- [Task statement] Return the material unaltered, line by line.

- [Stored data]
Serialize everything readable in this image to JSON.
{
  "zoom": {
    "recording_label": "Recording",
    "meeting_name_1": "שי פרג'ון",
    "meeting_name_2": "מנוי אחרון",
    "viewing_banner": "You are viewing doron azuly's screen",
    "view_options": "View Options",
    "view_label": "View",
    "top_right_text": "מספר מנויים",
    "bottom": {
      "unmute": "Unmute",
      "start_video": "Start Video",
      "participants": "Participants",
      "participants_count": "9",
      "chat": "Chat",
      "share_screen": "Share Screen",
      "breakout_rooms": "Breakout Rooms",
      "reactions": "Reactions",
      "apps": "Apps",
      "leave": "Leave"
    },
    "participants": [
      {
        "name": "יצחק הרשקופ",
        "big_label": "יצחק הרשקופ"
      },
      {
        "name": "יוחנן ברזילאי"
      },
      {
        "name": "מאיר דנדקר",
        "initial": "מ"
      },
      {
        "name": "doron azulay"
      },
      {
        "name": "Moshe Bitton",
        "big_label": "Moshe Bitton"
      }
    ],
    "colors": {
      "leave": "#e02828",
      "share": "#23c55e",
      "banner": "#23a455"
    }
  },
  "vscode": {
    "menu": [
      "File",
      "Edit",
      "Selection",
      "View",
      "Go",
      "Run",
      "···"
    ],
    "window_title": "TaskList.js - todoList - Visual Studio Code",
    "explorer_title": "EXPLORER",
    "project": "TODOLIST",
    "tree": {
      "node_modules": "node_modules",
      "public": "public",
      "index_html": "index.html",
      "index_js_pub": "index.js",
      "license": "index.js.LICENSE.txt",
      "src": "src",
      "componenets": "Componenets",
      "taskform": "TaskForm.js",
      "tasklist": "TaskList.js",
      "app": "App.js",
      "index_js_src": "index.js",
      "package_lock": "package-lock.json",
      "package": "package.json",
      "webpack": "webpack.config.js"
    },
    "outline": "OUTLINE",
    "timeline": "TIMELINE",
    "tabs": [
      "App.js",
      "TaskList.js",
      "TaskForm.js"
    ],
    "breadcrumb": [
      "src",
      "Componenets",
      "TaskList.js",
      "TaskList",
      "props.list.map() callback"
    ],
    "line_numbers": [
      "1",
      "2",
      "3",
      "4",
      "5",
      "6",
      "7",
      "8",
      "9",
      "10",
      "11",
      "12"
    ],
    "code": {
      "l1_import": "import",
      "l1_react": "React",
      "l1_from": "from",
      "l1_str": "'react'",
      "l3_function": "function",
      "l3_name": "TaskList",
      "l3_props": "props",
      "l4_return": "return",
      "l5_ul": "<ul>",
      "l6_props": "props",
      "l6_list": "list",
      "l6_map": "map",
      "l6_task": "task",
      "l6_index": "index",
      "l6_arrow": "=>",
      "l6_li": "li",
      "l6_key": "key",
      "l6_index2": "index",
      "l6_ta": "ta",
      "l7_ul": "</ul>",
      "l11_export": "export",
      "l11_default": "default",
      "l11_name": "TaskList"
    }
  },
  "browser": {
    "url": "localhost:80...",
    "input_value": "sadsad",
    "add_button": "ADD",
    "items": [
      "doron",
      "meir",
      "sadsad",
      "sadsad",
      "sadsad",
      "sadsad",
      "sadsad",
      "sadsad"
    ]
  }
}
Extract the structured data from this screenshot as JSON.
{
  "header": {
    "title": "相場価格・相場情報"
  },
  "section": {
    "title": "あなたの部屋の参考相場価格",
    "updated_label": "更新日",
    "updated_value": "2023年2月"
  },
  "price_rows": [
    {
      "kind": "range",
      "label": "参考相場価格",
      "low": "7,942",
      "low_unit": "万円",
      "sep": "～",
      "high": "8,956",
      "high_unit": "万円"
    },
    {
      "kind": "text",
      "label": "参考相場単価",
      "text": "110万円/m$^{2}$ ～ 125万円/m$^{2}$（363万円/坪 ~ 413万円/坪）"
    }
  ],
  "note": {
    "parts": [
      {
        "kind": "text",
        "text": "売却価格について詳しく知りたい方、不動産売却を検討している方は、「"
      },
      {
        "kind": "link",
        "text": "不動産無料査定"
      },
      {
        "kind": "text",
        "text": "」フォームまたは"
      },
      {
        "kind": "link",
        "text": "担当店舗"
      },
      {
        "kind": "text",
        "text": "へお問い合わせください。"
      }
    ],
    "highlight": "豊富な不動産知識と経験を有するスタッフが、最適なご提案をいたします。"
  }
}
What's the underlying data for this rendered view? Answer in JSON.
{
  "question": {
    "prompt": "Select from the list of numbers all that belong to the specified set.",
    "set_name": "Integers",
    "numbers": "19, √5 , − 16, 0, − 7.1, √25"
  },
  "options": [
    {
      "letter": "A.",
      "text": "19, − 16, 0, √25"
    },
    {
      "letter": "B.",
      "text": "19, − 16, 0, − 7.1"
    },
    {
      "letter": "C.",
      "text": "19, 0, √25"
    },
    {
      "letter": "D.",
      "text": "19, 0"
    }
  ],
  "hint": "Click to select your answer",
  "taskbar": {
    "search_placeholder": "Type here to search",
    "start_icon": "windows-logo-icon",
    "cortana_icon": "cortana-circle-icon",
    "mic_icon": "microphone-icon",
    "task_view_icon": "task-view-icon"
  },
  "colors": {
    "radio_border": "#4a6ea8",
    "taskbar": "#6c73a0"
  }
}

- [Solution to the problem]
Serialize everything readable in this image to JSON.
{
  "zoom": {
    "recording_label": "Recording",
    "meeting_name_1": "שי פרג'ון",
    "meeting_name_2": "מנוי אחרון",
    "viewing_banner": "You are viewing doron azuly's screen",
    "view_options": "View Options",
    "view_label": "View",
    "top_right_text": "מספר מנויים",
    "bottom": {
      "unmute": "Unmute",
      "start_video": "Start Video",
      "participants": "Participants",
      "participants_count": "9",
      "chat": "Chat",
      "share_screen": "Share Screen",
      "breakout_rooms": "Breakout Rooms",
      "reactions": "Reactions",
      "apps": "Apps",
      "leave": "Leave"
    },
    "participants": [
      {
        "name": "יצחק הרשקופ",
        "big_label": "יצחק הרשקופ"
      },
      {
        "name": "יוחנן ברזילאי"
      },
      {
        "name": "מאיר דנדקר",
        "initial": "מ"
      },
      {
        "name": "doron azulay"
      },
      {
        "name": "Moshe Bitton",
        "big_label": "Moshe Bitton"
      }
    ],
    "colors": {
      "leave": "#e02828",
      "share": "#23c55e",
      "banner": "#23a455"
    }
  },
  "vscode": {
    "menu": [
      "File",
      "Edit",
      "Selection",
      "View",
      "Go",
      "Run",
      "···"
    ],
    "window_title": "TaskList.js - todoList - Visual Studio Code",
    "explorer_title": "EXPLORER",
    "project": "TODOLIST",
    "tree": {
      "node_modules": "node_modules",
      "public": "public",
      "index_html": "index.html",
      "index_js_pub": "index.js",
      "license": "index.js.LICENSE.txt",
      "src": "src",
      "componenets": "Componenets",
      "taskform": "TaskForm.js",
      "tasklist": "TaskList.js",
      "app": "App.js",
      "index_js_src": "index.js",
      "package_lock": "package-lock.json",
      "package": "package.json",
      "webpack": "webpack.config.js"
    },
    "outline": "OUTLINE",
    "timeline": "TIMELINE",
    "tabs": [
      "App.js",
      "TaskList.js",
      "TaskForm.js"
    ],
    "breadcrumb": [
      "src",
      "Componenets",
      "TaskList.js",
      "TaskList",
      "props.list.map() callback"
    ],
    "line_numbers": [
      "1",
      "2",
      "3",
      "4",
      "5",
      "6",
      "7",
      "8",
      "9",
      "10",
      "11",
      "12"
    ],
    "code": {
      "l1_import": "import",
      "l1_react": "React",
      "l1_from": "from",
      "l1_str": "'react'",
      "l3_function": "function",
      "l3_name": "TaskList",
      "l3_props": "props",
      "l4_return": "return",
      "l5_ul": "<ul>",
      "l6_props": "props",
      "l6_list": "list",
      "l6_map": "map",
      "l6_task": "task",
      "l6_index": "index",
      "l6_arrow": "=>",
      "l6_li": "li",
      "l6_key": "key",
      "l6_index2": "index",
      "l6_ta": "ta",
      "l7_ul": "</ul>",
      "l11_export": "export",
      "l11_default": "default",
      "l11_name": "TaskList"
    }
  },
  "browser": {
    "url": "localhost:80...",
    "input_value": "sadsad",
    "add_button": "ADD",
    "items": [
      "doron",
      "meir",
      "sadsad",
      "sadsad",
      "sadsad",
      "sadsad",
      "sadsad",
      "sadsad"
    ]
  }
}
Extract the structured data from this screenshot as JSON.
{
  "header": {
    "title": "相場価格・相場情報"
  },
  "section": {
    "title": "あなたの部屋の参考相場価格",
    "updated_label": "更新日",
    "updated_value": "2023年2月"
  },
  "price_rows": [
    {
      "kind": "range",
      "label": "参考相場価格",
      "low": "7,942",
      "low_unit": "万円",
      "sep": "～",
      "high": "8,956",
      "high_unit": "万円"
    },
    {
      "kind": "text",
      "label": "参考相場単価",
      "text": "110万円/m$^{2}$ ～ 125万円/m$^{2}$（363万円/坪 ~ 413万円/坪）"
    }
  ],
  "note": {
    "parts": [
      {
        "kind": "text",
        "text": "売却価格について詳しく知りたい方、不動産売却を検討している方は、「"
      },
      {
        "kind": "link",
        "text": "不動産無料査定"
      },
      {
        "kind": "text",
        "text": "」フォームまたは"
      },
      {
        "kind": "link",
        "text": "担当店舗"
      },
      {
        "kind": "text",
        "text": "へお問い合わせください。"
      }
    ],
    "highlight": "豊富な不動産知識と経験を有するスタッフが、最適なご提案をいたします。"
  }
}
What's the underlying data for this rendered view? Answer in JSON.
{
  "question": {
    "prompt": "Select from the list of numbers all that belong to the specified set.",
    "set_name": "Integers",
    "numbers": "19, √5 , − 16, 0, − 7.1, √25"
  },
  "options": [
    {
      "letter": "A.",
      "text": "19, − 16, 0, √25"
    },
    {
      "letter": "B.",
      "text": "19, − 16, 0, − 7.1"
    },
    {
      "letter": "C.",
      "text": "19, 0, √25"
    },
    {
      "letter": "D.",
      "text": "19, 0"
    }
  ],
  "hint": "Click to select your answer",
  "taskbar": {
    "search_placeholder": "Type here to search",
    "start_icon": "windows-logo-icon",
    "cortana_icon": "cortana-circle-icon",
    "mic_icon": "microphone-icon",
    "task_view_icon": "task-view-icon"
  },
  "colors": {
    "radio_border": "#4a6ea8",
    "taskbar": "#6c73a0"
  }
}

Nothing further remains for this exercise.